When the leaders of Mexico and China met last summer, there was much talk of the need to deepen trade between their nations. Down on Mexico’s Pacific coast, a drug gang was already making it a reality.
The Knights Templar cartel, steadily diversifying into other businesses, became so successful at exporting iron ore to China that the Mexican Navy in November had to move in and take over the port in Lazaro Cardenas, a city that has become one of the gang’s main cash generators.
This steel making centre, drug smuggling hot spot and home of a rapidly growing container port in the western state of Michoacan occupies a strategic position on the Pacific coast, making it a natural gateway for burgeoning trade with China.
Lazaro Cardenas opened to container traffic just a decade ago, and with a harbour deep enough to berth the world’s largest ships, it already aims to compete with Los Angeles to handle Asian goods bound for the U.S. market.
But that future is in doubt unless the government can restore order and win its struggle with the Knights Templar, who took their name from a medieval military order that protected Christian pilgrims during the Crusades.
Mexico’s biggest producer of iron ore, Michoacan state is a magnet for Chinese traders feeding demand for steel in their homeland. But the mines also created an opportunity for criminal gangs, such as the Knights Templar, looking to broaden their revenue base into more legitimate businesses.
“The mines were mercilessly exploited, and the ore was leaving. But not in rafts or launches – it was going via the port, through customs, on ships,” said Michoachan’s governor, Fausto Vallejo, soon after the Navy occupied the port on November 4.
Already a thriving criminal enterprise adept at corrupting local officials and squeezing payments from businesses, developers and farmers, the Knights took to mining with aplomb, according to entrepreneurs and miners working around the port.
Hidden behind mountain roads about an hour from Lazaro Cardenas, one small town mustered hundreds of trucks this year to lead the gang’s scramble to the port, a local miner said.
That town – Arteaga – is the birthplace of Servando Gomez, the former school teacher who leads the Knights Templar.
Gomez understood the potential of Lazaro Cardenas, which was a village best known for its coconuts until the government decided to build a steelworks there 40 years ago.
The gang’s trucks sped around Michoacan’s iron mines to supply Chinese buyers, helping to push ore exports to 4 million tonnes by October from 1-1.5 million tonnes a year previously.
Their business rests on several pillars, according to accounts of local officials, miners and entrepreneurs.
Firstly, the Knights controlled how the ore moved, having imposed protection charges on local transport unions after becoming the dominant gang in the city a few years ago.

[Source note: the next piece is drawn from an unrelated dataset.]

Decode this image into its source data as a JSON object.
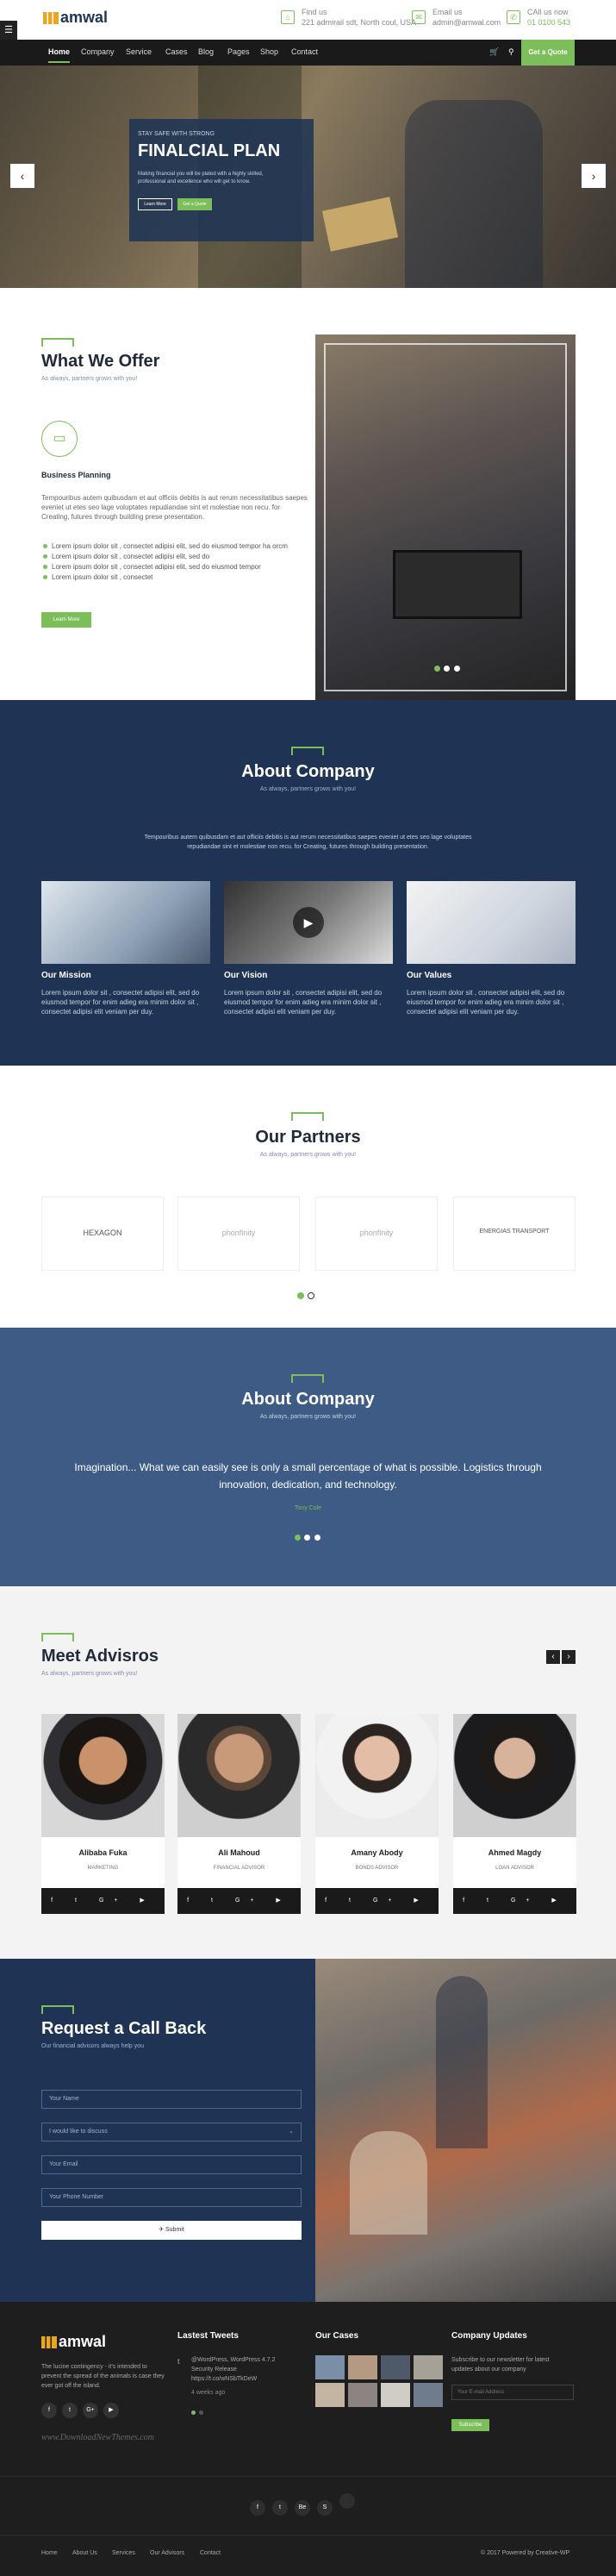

It also helped local prospectors stake claims to mine areas either unclaimed by others or beyond the control of the existing concession-holders. Then the Knights took their cut.
Finally, the gang pressured customs officials to ensure the ore passed through the port smoothly.
“Most of the groups mining are Knights Templar or belong to them. They have the whole chain,” a local official told Reuters.
Fueled by the appetite of Chinese buyers, about half the mining in the area was done without proper permits this year, said the official, speaking on condition of anonymity.
Those who talk openly can pay dearly. In April, an official at steel maker ArcelorMittal <ISPA.AS> who local businessmen said had reported illegal mining to authorities was shot dead.
One prospector from Arteaga, who asked to remain anonymous, said he ran a mine selling unprocessed iron ore to Chinese traders for $32 per tonne, giving him a profit of about $5-7 per tonne. By the time it reached China, the buyers could expect to sell the ore for a profit of around $15 per tonne, he estimated.
Because the Knights Templar control much of the local iron supply, the gang has pressured Chinese buyers to purchase ore from them or face reprisals, said a Mexican government security official who spoke on condition of anonymity.